Despite their struggles in the Champions League, Manchester City remains unbeaten in the Premier League and currently sit on top of the table thanks to their 5-0 pasting of Aston Villa on Saturday. The Citizens await a visit from a Real Madrid squad that also put 5 past hopelessly outgunned domestic opposition over the weekend.
Despite their struggles in the Champions League, Manchester City remains unbeaten in the Premier League and currently sit on top of the table thanks to their 5-0 pasting of Aston Villa on Saturday. It hasn't been calm, quiet or without drama in the Blue side of Manchester, since we last left them, but then it seems nothing ever is with Roberto Mancini's squad.
City's failure to defeat Ajax at the Etihad Stadium essentially ended their Champions League campaign and ignited a firestorm of criticism and recriminations directed towards Mancini. Much has been made of his twitchy tactical decisions and switches over the past few months, none more so than his decision to utilize a back three, most notably in the first match against Ajax in Amsterdam which helped produce a shocking 3-1 City defeat. Mancini told reporters that he "changed because Ajax were only playing with one striker" and that "when we want to be more offensive, we leave only three defenders back."
Playing three defenders against an Ajax system that featured a lone striker struck many observers as odd. Michael Cox has also noted that some City players such as (the now injured) Micah Richards seemed noticeably uncomfortable in the system, which prompted the manager to publicly say ""If you don't understand a system like that, you cannot play for a top team."
Mancini has had a little more success with the back three in the Premier League, particularly in a recent 2-1 victory against Tottenham Hotspur where his decision to shift into the formation was a crucial factor in deciding the match. Mancini is nothing if not unpredictable tactically and with a big squad at his disposable it's hard to imagine what alignment he may use on Wednesday. City will certainly attack Real Madrid to try and salvage something (even if it's just for morale and confidence) from their disappointing Champions League season. So, I guess, judging by Mancini's aforementioned comment the back-three could be viewed as a potential option for the English Champions as they'll likely attempt to go out in a blaze of offensive glory.

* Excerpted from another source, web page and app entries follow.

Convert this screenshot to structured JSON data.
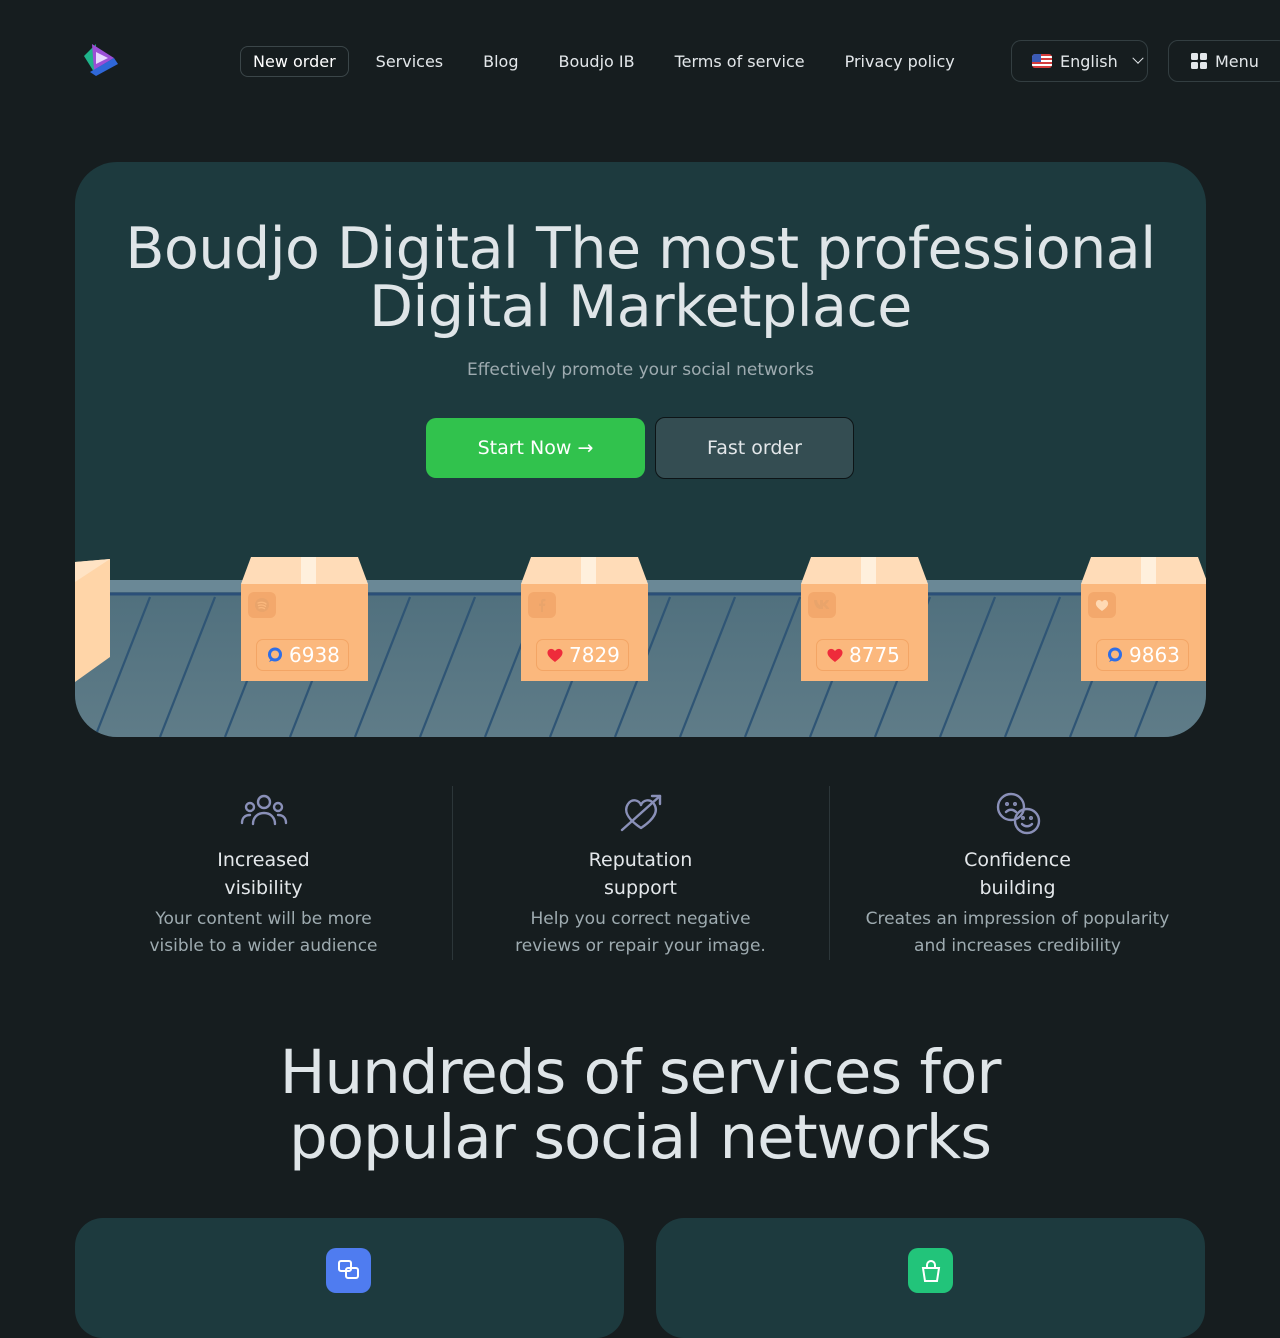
{
  "nav": {
    "items": [
      "New order",
      "Services",
      "Blog",
      "Boudjo IB",
      "Terms of service",
      "Privacy policy"
    ],
    "language": "English",
    "menu_label": "Menu"
  },
  "hero": {
    "title_line1": "Boudjo Digital The most professional",
    "title_line2": "Digital Marketplace",
    "subtitle": "Effectively promote your social networks",
    "start_label": "Start Now →",
    "fast_label": "Fast order",
    "boxes": [
      {
        "platform_icon": "spotify-icon",
        "badge_icon": "comment-icon",
        "count": "6938"
      },
      {
        "platform_icon": "facebook-icon",
        "badge_icon": "heart-icon",
        "count": "7829"
      },
      {
        "platform_icon": "vk-icon",
        "badge_icon": "heart-icon",
        "count": "8775"
      },
      {
        "platform_icon": "like-heart-icon",
        "badge_icon": "comment-icon",
        "count": "9863"
      }
    ]
  },
  "features": [
    {
      "icon": "users-icon",
      "title_line1": "Increased",
      "title_line2": "visibility",
      "desc_line1": "Your content will be more",
      "desc_line2": "visible to a wider audience"
    },
    {
      "icon": "heart-arrow-icon",
      "title_line1": "Reputation",
      "title_line2": "support",
      "desc_line1": "Help you correct negative",
      "desc_line2": "reviews or repair your image."
    },
    {
      "icon": "emoji-faces-icon",
      "title_line1": "Confidence",
      "title_line2": "building",
      "desc_line1": "Creates an impression of popularity",
      "desc_line2": "and increases credibility"
    }
  ],
  "services_section": {
    "title_line1": "Hundreds of services for",
    "title_line2": "popular social networks"
  },
  "colors": {
    "background": "#161d1f",
    "card": "#1d3a3e",
    "accent_green": "#31c24d",
    "box": "#fbb87d",
    "card_icon_blue": "#4f7cf0",
    "card_icon_green": "#22c47a"
  }
}
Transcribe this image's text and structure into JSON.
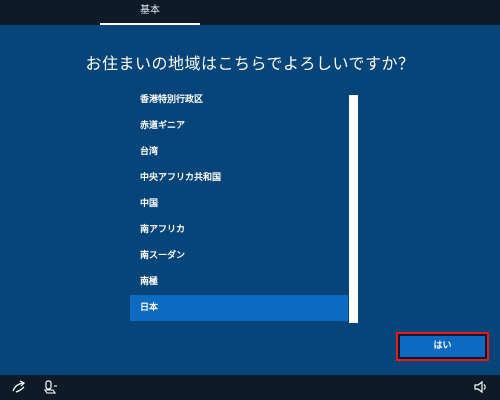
{
  "top_tab": {
    "label": "基本"
  },
  "question": "お住まいの地域はこちらでよろしいですか？",
  "region_list": {
    "items": [
      "香港特別行政区",
      "赤道ギニア",
      "台湾",
      "中央アフリカ共和国",
      "中国",
      "南アフリカ",
      "南スーダン",
      "南極",
      "日本"
    ],
    "selected": "日本"
  },
  "yes_button": {
    "label": "はい"
  },
  "icons": {
    "accessibility": "ease-of-access-icon",
    "network": "microphone-icon",
    "volume": "speaker-volume-icon"
  },
  "colors": {
    "panel": "#07447a",
    "selection": "#0d6ac2",
    "chrome": "#0e1a28",
    "highlight_border": "#e8191c"
  }
}
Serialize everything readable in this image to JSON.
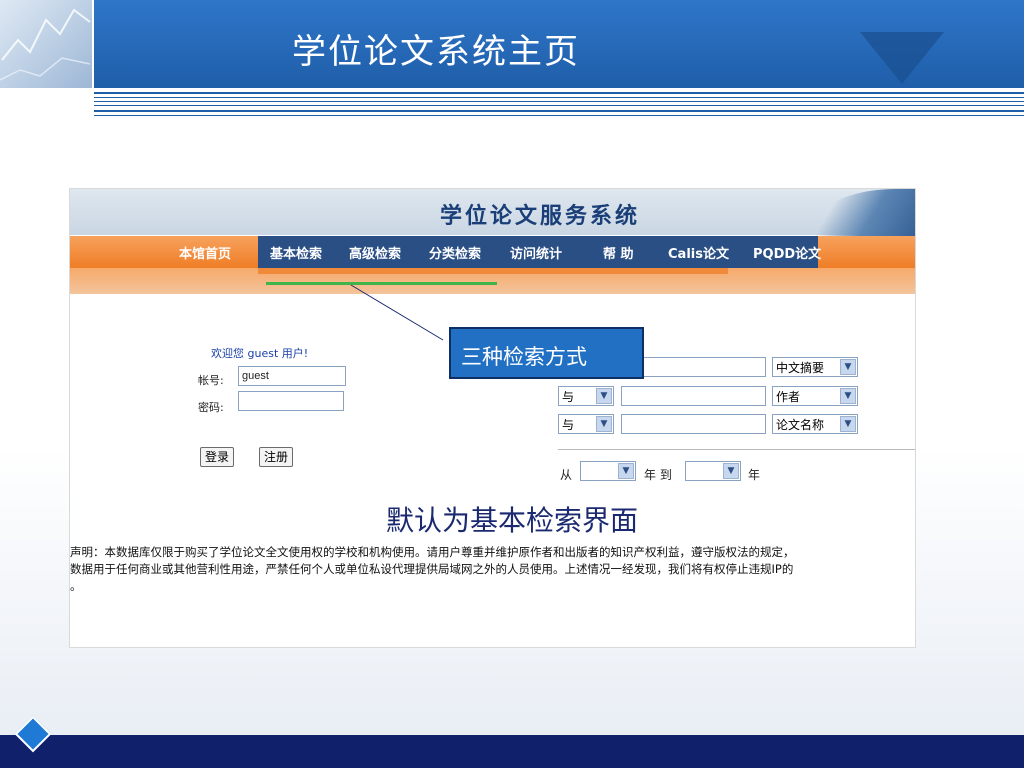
{
  "slide": {
    "title": "学位论文系统主页",
    "accent_color": "#1f5ea9",
    "bottom_bar_color": "#11206a"
  },
  "site": {
    "system_title": "学位论文服务系统",
    "nav_items": [
      "本馆首页",
      "基本检索",
      "高级检索",
      "分类检索",
      "访问统计",
      "帮 助",
      "Calis论文",
      "PQDD论文"
    ]
  },
  "login": {
    "welcome": "欢迎您 guest 用户!",
    "account_label": "帐号:",
    "account_value": "guest",
    "password_label": "密码:",
    "login_button": "登录",
    "register_button": "注册"
  },
  "search": {
    "rows": [
      {
        "operator": "",
        "field": "中文摘要"
      },
      {
        "operator": "与",
        "field": "作者"
      },
      {
        "operator": "与",
        "field": "论文名称"
      }
    ],
    "year_from_label": "从",
    "year_mid_label": "年 到",
    "year_end_label": "年",
    "year_from_value": "",
    "year_to_value": ""
  },
  "annotations": {
    "callout": "三种检索方式",
    "default_note": "默认为基本检索界面"
  },
  "disclaimer": {
    "line1": "声明：本数据库仅限于购买了学位论文全文使用权的学校和机构使用。请用户尊重并维护原作者和出版者的知识产权利益，遵守版权法的规定，",
    "line2": "数据用于任何商业或其他营利性用途，严禁任何个人或单位私设代理提供局域网之外的人员使用。上述情况一经发现，我们将有权停止违规IP的",
    "line3": "。"
  }
}
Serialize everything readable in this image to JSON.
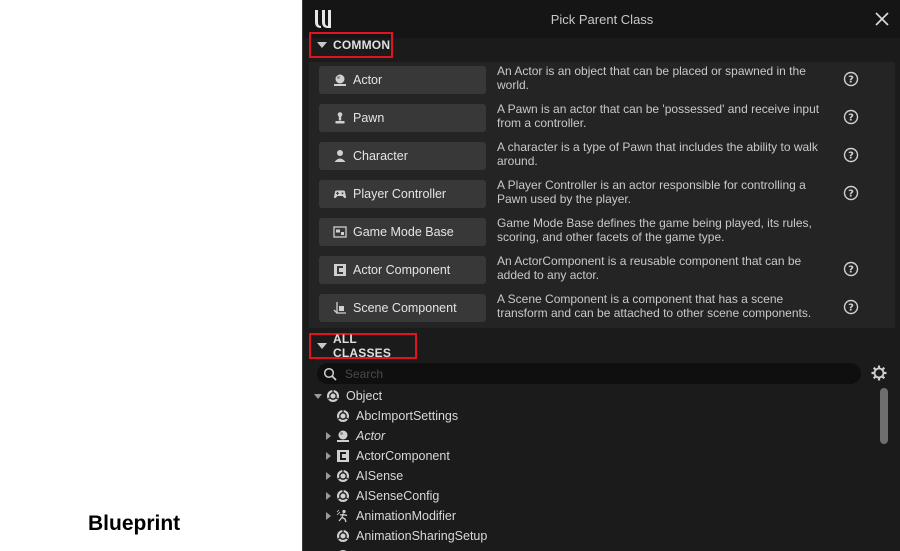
{
  "caption": "Blueprint",
  "dialog": {
    "title": "Pick Parent Class",
    "sections": {
      "common": "COMMON",
      "all_classes": "ALL CLASSES"
    },
    "common_classes": [
      {
        "label": "Actor",
        "icon": "actor-icon",
        "description": "An Actor is an object that can be placed or spawned in the world.",
        "has_help": true
      },
      {
        "label": "Pawn",
        "icon": "pawn-icon",
        "description": "A Pawn is an actor that can be 'possessed' and receive input from a controller.",
        "has_help": true
      },
      {
        "label": "Character",
        "icon": "character-icon",
        "description": "A character is a type of Pawn that includes the ability to walk around.",
        "has_help": true
      },
      {
        "label": "Player Controller",
        "icon": "gamepad-icon",
        "description": "A Player Controller is an actor responsible for controlling a Pawn used by the player.",
        "has_help": true
      },
      {
        "label": "Game Mode Base",
        "icon": "game-mode-icon",
        "description": "Game Mode Base defines the game being played, its rules, scoring, and other facets of the game type.",
        "has_help": false
      },
      {
        "label": "Actor Component",
        "icon": "actor-component-icon",
        "description": "An ActorComponent is a reusable component that can be added to any actor.",
        "has_help": true
      },
      {
        "label": "Scene Component",
        "icon": "scene-component-icon",
        "description": "A Scene Component is a component that has a scene transform and can be attached to other scene components.",
        "has_help": true
      }
    ],
    "search": {
      "placeholder": "Search",
      "value": ""
    },
    "tree": [
      {
        "label": "Object",
        "expander": "expanded",
        "icon": "object-icon",
        "level": 0,
        "italic": false
      },
      {
        "label": "AbcImportSettings",
        "expander": "none",
        "icon": "object-icon",
        "level": 1,
        "italic": false
      },
      {
        "label": "Actor",
        "expander": "collapsed",
        "icon": "actor-icon",
        "level": 1,
        "italic": true
      },
      {
        "label": "ActorComponent",
        "expander": "collapsed",
        "icon": "actor-component-icon",
        "level": 1,
        "italic": false
      },
      {
        "label": "AISense",
        "expander": "collapsed",
        "icon": "object-icon",
        "level": 1,
        "italic": false
      },
      {
        "label": "AISenseConfig",
        "expander": "collapsed",
        "icon": "object-icon",
        "level": 1,
        "italic": false
      },
      {
        "label": "AnimationModifier",
        "expander": "collapsed",
        "icon": "animation-modifier-icon",
        "level": 1,
        "italic": false
      },
      {
        "label": "AnimationSharingSetup",
        "expander": "none",
        "icon": "object-icon",
        "level": 1,
        "italic": false
      },
      {
        "label": "",
        "expander": "none",
        "icon": "object-icon",
        "level": 1,
        "italic": false
      }
    ]
  }
}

One interesting development over recent weeks has been Mancini's use of Maicon, essentially as a wide-player given license to attack down the right flank. Many in the football world wrote the Brazilian off, but he has really responded thus far and added a dangerous, desperately needed element to the side. Much had been made in the English press with regards to City's noticeable narrowness and lack of width, as Scott Sinclair, the player many thought would provide it, has seemingly failed to impress Mancini. Even David Silva, obviously never a true wide player, has played more central than in previous seasons when healthy. Interesting, that for now, Maicon has been slotted into that role.
Another day, another operatic Mancini/Mario Balotelli meltdown/fallout-I honestly can't even recall what kicked off the latest Balotelli saga (even though I feel like I've watched City for 52 straight weeks) but the mercurial Italian striker has been left completely out of the side in recent days. Luckily for City they have a healthy Sergio Aguero, who since returning from an early-season knee injury has developed a really solid attacking partnership with his fellow countryman Carlos Tevez. If this dangerous Argentinian duo weren't enough to worry about, Edin Dzeko has emerged as true-blue match winner coming off the bench, notching a team-high 6 goals-all of which have seemingly rescued, secured or outright stolen points for the defending champions.
These ingredients combine to produce a dangerous team with wounded European pride that I hope Real Madrid are truly prepared for.